Dr. Peter Green, a Professor of Clinical Medicine, Director of the Celiac Disease Center at Columbia University College of Physicians and Surgeons, suspects that JFK was the victim of celiac disease an undiagnosed disease common to the Irish.
Green recently wrote in History News Network that Kennedy’s Irish heritage may have played a part in the disease, noting that it is more highly associated with Irish than many other races. The article was later picked up by our sister publication Irish America Magazine.
Green wrote, “John F. Kennedy’s long-standing medical problems started in childhood. In Kennedy’s adolescence, gastrointestinal symptoms, weight and growth problems as well as fatigue were described. Later in life, he suffered from abdominal pain, diarrhea, weight loss, osteoporosis, migraine and Addison’s disease. Chronic back problems, due to osteoporosis, resulted in several operations and required medications for chronic pain.
Green says that by the standards of the time Kennedy was extensively assessed. ”He was extensively evaluated in major medical centers including the Mayo Clinic and hospitals in Boston, New Haven and New York. Among the multiple diagnoses were ulcers, colitis, spastic colitis, irritable bowel syndrome, and food allergies. His medications included corticosteroids, antispasmotics, Metamucil and Lomotil.
However, while it is not clear that his physicians obtained a definitive diagnosis, a review of his medical history raises the possibility that JFK had celiac disease.
Green explains how celiac disease happens. “Celiac disease is caused by ingestion of gluten, which is the main protein component of wheat and related cereals, rye and barley. The small intestine develops villous atrophy that results in difficulties in the absorption of nutrients. Diarrhea and abdominal pain are common symptoms. Elimination of gluten from the diet results in resolution of the inflammatory condition in the intestine and the associated symptoms and prevention of the complications of the disease. A life-long gluten free diet is then required. People with celiac disease, providing they adhere to the diet have normal longevity.

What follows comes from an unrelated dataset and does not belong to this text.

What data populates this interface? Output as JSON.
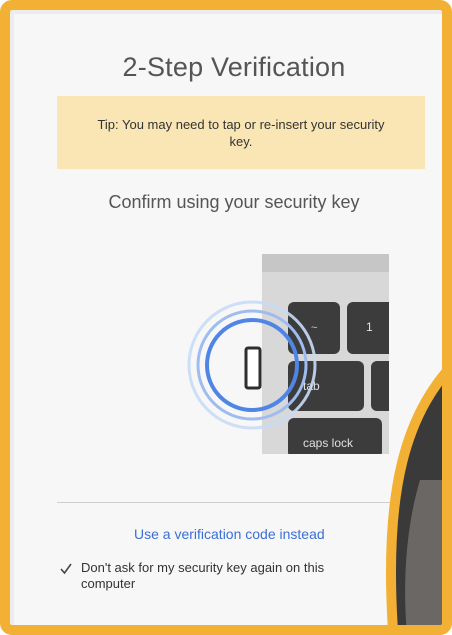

Green notes it often occurs early in life. ”Celiac disease can present at any age. In infancy and childhood it may cause chronic diarrhea and abdominal pain, in addition to growth, behavioral and developmental problems. In older individuals the presentation of celiac disease is frequently due to the development of complications of the disease. These include anemia, osteoporosis, skin rashes or neurologic problems. The neurologic problems include neuropathy, epilepsy, ataxia (balance disorders) and migraine.
While the disease is more common in females, men are affected as well. Osteoporosis is common in patients with celiac disease; men often are more severely affected than women. Gastrointestinal symptoms in celiac disease persist for many years prior to diagnosis and are often attributed to an irritable bowel syndrome or spastic colitis.
Autoimmune disorders occur more frequently in patients with celiac disease than the general population by a factor of ten. Frequently, the autoimmune disorder assumes greater clinical significance than the celiac disease and, as a result, is diagnosed first. The associated autoimmune disorders include thyroid dysfunction, psoriasis, dermatitis herpetiformis (an intensely itchy skin rash), Sjogren’s syndrome, and Addison’s disease. Relatives of patients with celiac disease have a greater risk, not only of celiac disease, but also of other autoimmune diseases.
As to the Irish connection, Green says Kennedy may well have been more susceptible because of his heritage.
“Celiac disease was formerly considered a rare disease of childhood. It is now recognized as being very common in those of European descent, one of the most common genetically determined conditions physicians will encounter. Recent studies have demonstrated the country with the greatest prevalence to be Ireland.
In Belfast, one in every 122 have the illness. The prominent familial association of the disease indicated by the occurrence in one of ten first degree relatives and in 80 percent of identical twins points to a genetic component of the disease. However, the actual genes responsible for the disease have not been discovered, though many groups are working on the problem. It is known that there is a strong association with specific HLA genes that are required for the disease to occur, but are themselves not sufficient for the disease to be manifested.
Kennedy’s Irish heritage, long duration of gastrointestinal complaints (since childhood), diagnosis of irritable bowel syndrome and migraine, presence of severe osteoporosis, and the development of Addison’s disease all lead to a presumptive diagnosis of celiac disease. Kennedy was given steroids for his problems. Steroid use is associated with the development of osteoporosis and Addison’s disease.